In 2007, a trailer for John Erick Dowdle’s The Poughkeepsie Tapes was attached to multiple mainstream horror releases. Being the absolute sucker for found footage that I am, I was pumped to see it. The trailer promised a documentary-style assemblage of tapes capturing the decade long killing spree of a still-at-large serial killer. The trailer also promised that it would be hitting theaters soon. No specific date, just soon. But soon never came, and The Poughkeepsie Tapes disappeared. No theatrical release, no DVD release, and no video on demand. Simply put, The Poughkeepsie Tapes was dead.
John Erick Dowdle is not a household name, but his work is generally familiar. With a filmography including Devil, Quarantine, and As Above, So Below, chances are high that you’ve seen at least one of his movies, and if you’re anything like me, you weren’t particularly moved by it. This isn’t to say that Dowdle’s work is bad, but rather that it is unremarkable. Regular genre fare, executed with an acceptable degree of technical competency. Personally, I enjoyed Devil well enough, but I feel no need to revisit it, nor do I have any desire to share it with friends. Quarantine is a perfectly acceptable remake of [REC], but who cares? Just watch [REC]. Well, unless you want to watch Deb from Dexter be tormented by monsters.
The Poughkeepsie Tapes, on the other hand, is one of the scarier and more notable horror entries of recent memory. Not only is it successful in utilizing its faux-documentary format to elicit jump scares and gross-out moments, but it also has a lot to say about criminal/victim psychology, and the influence of media on criminals. The tapes themselves are minimalist and believable, while the talking heads all feel like credible information sources.
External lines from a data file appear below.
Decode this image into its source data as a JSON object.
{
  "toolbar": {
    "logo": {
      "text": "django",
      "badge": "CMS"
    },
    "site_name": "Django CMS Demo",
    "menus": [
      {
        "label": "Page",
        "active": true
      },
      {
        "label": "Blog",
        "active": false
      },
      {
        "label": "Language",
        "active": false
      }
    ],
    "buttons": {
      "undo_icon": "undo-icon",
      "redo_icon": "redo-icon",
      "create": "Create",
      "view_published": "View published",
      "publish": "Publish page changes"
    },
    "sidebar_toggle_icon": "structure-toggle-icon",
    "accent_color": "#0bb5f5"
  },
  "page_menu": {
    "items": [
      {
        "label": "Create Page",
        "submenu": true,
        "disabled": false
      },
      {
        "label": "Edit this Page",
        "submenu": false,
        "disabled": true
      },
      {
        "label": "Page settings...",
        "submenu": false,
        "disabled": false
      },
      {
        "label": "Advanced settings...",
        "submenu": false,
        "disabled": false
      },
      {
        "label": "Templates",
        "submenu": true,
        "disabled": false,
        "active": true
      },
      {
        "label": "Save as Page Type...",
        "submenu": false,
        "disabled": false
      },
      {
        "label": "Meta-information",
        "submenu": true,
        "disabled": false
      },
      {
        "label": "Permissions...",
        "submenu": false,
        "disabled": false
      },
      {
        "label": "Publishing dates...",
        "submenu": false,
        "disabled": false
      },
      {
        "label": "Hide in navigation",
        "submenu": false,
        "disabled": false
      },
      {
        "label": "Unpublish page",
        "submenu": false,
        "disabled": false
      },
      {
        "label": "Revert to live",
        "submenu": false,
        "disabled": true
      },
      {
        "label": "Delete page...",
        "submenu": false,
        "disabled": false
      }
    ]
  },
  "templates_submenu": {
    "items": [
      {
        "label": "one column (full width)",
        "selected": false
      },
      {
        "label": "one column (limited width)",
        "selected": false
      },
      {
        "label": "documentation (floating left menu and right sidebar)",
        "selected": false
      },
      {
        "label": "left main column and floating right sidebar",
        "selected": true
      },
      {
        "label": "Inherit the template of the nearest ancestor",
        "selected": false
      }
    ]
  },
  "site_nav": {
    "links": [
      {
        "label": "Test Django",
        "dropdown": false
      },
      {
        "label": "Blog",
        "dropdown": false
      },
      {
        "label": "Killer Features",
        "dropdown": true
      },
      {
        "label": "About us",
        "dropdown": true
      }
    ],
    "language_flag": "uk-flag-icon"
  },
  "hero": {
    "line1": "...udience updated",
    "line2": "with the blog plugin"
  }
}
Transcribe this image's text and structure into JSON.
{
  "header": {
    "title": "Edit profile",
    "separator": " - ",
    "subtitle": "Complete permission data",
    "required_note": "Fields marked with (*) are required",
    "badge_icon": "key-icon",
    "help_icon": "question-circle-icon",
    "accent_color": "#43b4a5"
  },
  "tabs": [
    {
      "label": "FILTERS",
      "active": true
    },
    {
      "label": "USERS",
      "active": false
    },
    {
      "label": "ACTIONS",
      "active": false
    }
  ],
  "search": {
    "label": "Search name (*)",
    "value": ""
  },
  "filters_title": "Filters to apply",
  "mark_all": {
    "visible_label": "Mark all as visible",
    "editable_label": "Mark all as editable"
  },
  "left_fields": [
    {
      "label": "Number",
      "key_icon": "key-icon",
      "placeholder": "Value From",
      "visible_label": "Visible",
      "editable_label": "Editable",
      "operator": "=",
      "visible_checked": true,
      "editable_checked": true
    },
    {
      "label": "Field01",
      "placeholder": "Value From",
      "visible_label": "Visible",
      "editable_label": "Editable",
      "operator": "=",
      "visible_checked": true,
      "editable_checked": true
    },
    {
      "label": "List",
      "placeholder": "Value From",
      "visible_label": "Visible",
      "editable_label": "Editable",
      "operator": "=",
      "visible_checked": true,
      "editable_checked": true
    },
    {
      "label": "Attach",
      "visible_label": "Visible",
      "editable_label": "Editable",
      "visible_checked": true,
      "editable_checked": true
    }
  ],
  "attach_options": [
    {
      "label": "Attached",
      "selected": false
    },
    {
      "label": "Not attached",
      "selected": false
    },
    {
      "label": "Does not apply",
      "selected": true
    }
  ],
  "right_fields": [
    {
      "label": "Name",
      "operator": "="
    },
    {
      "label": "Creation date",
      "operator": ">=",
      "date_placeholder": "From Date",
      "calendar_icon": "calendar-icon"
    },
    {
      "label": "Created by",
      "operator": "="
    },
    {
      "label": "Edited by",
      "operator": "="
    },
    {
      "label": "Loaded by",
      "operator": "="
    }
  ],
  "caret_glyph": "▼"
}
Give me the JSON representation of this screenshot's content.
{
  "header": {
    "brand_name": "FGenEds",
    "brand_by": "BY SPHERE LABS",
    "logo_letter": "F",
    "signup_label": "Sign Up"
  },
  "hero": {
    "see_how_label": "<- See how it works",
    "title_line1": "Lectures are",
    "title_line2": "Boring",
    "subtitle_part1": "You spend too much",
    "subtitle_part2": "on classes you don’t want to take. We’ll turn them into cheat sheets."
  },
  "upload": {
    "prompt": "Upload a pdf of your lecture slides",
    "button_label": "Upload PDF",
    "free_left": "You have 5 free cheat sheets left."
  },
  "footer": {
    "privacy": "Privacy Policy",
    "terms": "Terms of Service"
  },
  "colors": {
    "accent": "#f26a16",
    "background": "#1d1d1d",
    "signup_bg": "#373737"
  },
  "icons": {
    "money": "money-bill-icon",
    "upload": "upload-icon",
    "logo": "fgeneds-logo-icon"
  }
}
If this were to air as a television true crime special and not a horror movie, it wouldn’t appear to be fiction, War of the Worlds be damned!
Halloween season came and went, Paranormal Activity established itself as the new seasonal franchise, and The Poughkeepsie Tapes was shuttled of to a studio closet somewhere. Why the release was shelved is anybody’s guess. No official statement was ever made. Certainly it wasn’t a content issue — we were neck deep in torture porn at this point — and it definitely wasn’t a quality issue because this movie is very, very scary. My guess is that it simply wasn’t franchise-able. Sure, the movie does make it clear that the depicted serial killer was never caught, but after even a single sequel, the conceit of “hey, we found more tapes from that guy!” would become much harder to swallow, especially with the original entry making such a show of psychoanalysis.
Another theory is that by the end of 2007, ghosts were trumping serial killers at every turn. Take a look at this (non-comprehensive) list of supernatural horror movies from that year:
– The Orphanage
– The Signal
– Trick ‘r Treat
– Paranormal Activity
– 28 Weeks Later
– The Mist
– Dead Silence
That’s a pretty high quality list of horror. Now let’s check out the non-supernatural entries:
– Rob Zombie’s (terrible) Halloween
– The Hitcher (remake)
– The Hills Have Eyes 2 (sequel to a remake)
– Hannibal Rising
– Saw IV
That could easily be mistaken for a list of “DVDs to burn.” Well, I kinda like P2 but it’s by no means notable. I also left Hostel Part 2 off of the list because that movie rules, and I’m trying to make a point. That point being that audiences had simply moved on from serial killers by 2007. After having been battered with years of Scream rip-offs and Saw-like gore fests (both of which can be wonderful things, don’t get me wrong), audiences were ready for something different. And if you look at the last few years, the horror market has been dominated by haunted houses and exorcisms. So perhaps, The Poughkeepsie Tapes fell victim, as many genre releases do, to bad timing.
Don’t fret, however, for all is not lost. You too can see this hidden gem at little to no cost. That’s right, The Poughkeepsie Tapes is newly available on Direct TV’s on demand services, and if you’re not one of the 5 people who uses Direct TV, you can see it in questionably legal terms on YouTube. I say ‘questionably’ legal because the channel has been hosting an HD copy for months with no studio interference, but I can’t be sure, as copyright law is not my forte. You didn’t hear it from me. Enjoy!
Author: Dan Scully
Dan Scully is a film buff and humorist living in a tiny apartment in Philadelphia. He hosts the podcast I Like to Movie Movie and is the proud father to twin cactuses named Riggs & Murtaugh. Also, he doesn’t really mind when Batman kills people. Follow him on Twitter and Letterboxd.